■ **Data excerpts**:
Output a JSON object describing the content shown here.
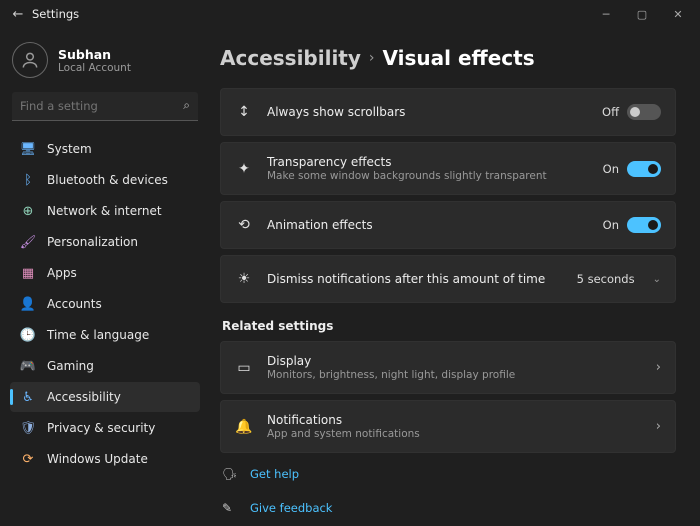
{
  "titlebar": {
    "app": "Settings"
  },
  "user": {
    "name": "Subhan",
    "account": "Local Account"
  },
  "search": {
    "placeholder": "Find a setting"
  },
  "nav": [
    {
      "label": "System",
      "icon": "system",
      "color": "#6bb7ff"
    },
    {
      "label": "Bluetooth & devices",
      "icon": "bt",
      "color": "#6bb7ff"
    },
    {
      "label": "Network & internet",
      "icon": "net",
      "color": "#8fd0b7"
    },
    {
      "label": "Personalization",
      "icon": "pers",
      "color": "#c58fe0"
    },
    {
      "label": "Apps",
      "icon": "apps",
      "color": "#e08fbd"
    },
    {
      "label": "Accounts",
      "icon": "acct",
      "color": "#8fd0e0"
    },
    {
      "label": "Time & language",
      "icon": "time",
      "color": "#8fe0c2"
    },
    {
      "label": "Gaming",
      "icon": "game",
      "color": "#a0e08f"
    },
    {
      "label": "Accessibility",
      "icon": "a11y",
      "color": "#6bb7ff",
      "active": true
    },
    {
      "label": "Privacy & security",
      "icon": "priv",
      "color": "#8fb0e0"
    },
    {
      "label": "Windows Update",
      "icon": "upd",
      "color": "#ffb36b"
    }
  ],
  "breadcrumb": {
    "parent": "Accessibility",
    "current": "Visual effects"
  },
  "cards": {
    "scrollbars": {
      "title": "Always show scrollbars",
      "state": "Off",
      "on": false
    },
    "transparency": {
      "title": "Transparency effects",
      "sub": "Make some window backgrounds slightly transparent",
      "state": "On",
      "on": true
    },
    "animation": {
      "title": "Animation effects",
      "state": "On",
      "on": true
    },
    "dismiss": {
      "title": "Dismiss notifications after this amount of time",
      "value": "5 seconds"
    }
  },
  "related": {
    "header": "Related settings",
    "display": {
      "title": "Display",
      "sub": "Monitors, brightness, night light, display profile"
    },
    "notif": {
      "title": "Notifications",
      "sub": "App and system notifications"
    }
  },
  "help": {
    "gethelp": "Get help",
    "feedback": "Give feedback"
  }
}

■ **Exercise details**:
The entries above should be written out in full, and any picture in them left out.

■ **Task output**:
Output a JSON object describing the content shown here.
{
  "titlebar": {
    "app": "Settings"
  },
  "user": {
    "name": "Subhan",
    "account": "Local Account"
  },
  "search": {
    "placeholder": "Find a setting"
  },
  "nav": [
    {
      "label": "System",
      "icon": "system",
      "color": "#6bb7ff"
    },
    {
      "label": "Bluetooth & devices",
      "icon": "bt",
      "color": "#6bb7ff"
    },
    {
      "label": "Network & internet",
      "icon": "net",
      "color": "#8fd0b7"
    },
    {
      "label": "Personalization",
      "icon": "pers",
      "color": "#c58fe0"
    },
    {
      "label": "Apps",
      "icon": "apps",
      "color": "#e08fbd"
    },
    {
      "label": "Accounts",
      "icon": "acct",
      "color": "#8fd0e0"
    },
    {
      "label": "Time & language",
      "icon": "time",
      "color": "#8fe0c2"
    },
    {
      "label": "Gaming",
      "icon": "game",
      "color": "#a0e08f"
    },
    {
      "label": "Accessibility",
      "icon": "a11y",
      "color": "#6bb7ff",
      "active": true
    },
    {
      "label": "Privacy & security",
      "icon": "priv",
      "color": "#8fb0e0"
    },
    {
      "label": "Windows Update",
      "icon": "upd",
      "color": "#ffb36b"
    }
  ],
  "breadcrumb": {
    "parent": "Accessibility",
    "current": "Visual effects"
  },
  "cards": {
    "scrollbars": {
      "title": "Always show scrollbars",
      "state": "Off",
      "on": false
    },
    "transparency": {
      "title": "Transparency effects",
      "sub": "Make some window backgrounds slightly transparent",
      "state": "On",
      "on": true
    },
    "animation": {
      "title": "Animation effects",
      "state": "On",
      "on": true
    },
    "dismiss": {
      "title": "Dismiss notifications after this amount of time",
      "value": "5 seconds"
    }
  },
  "related": {
    "header": "Related settings",
    "display": {
      "title": "Display",
      "sub": "Monitors, brightness, night light, display profile"
    },
    "notif": {
      "title": "Notifications",
      "sub": "App and system notifications"
    }
  },
  "help": {
    "gethelp": "Get help",
    "feedback": "Give feedback"
  }
}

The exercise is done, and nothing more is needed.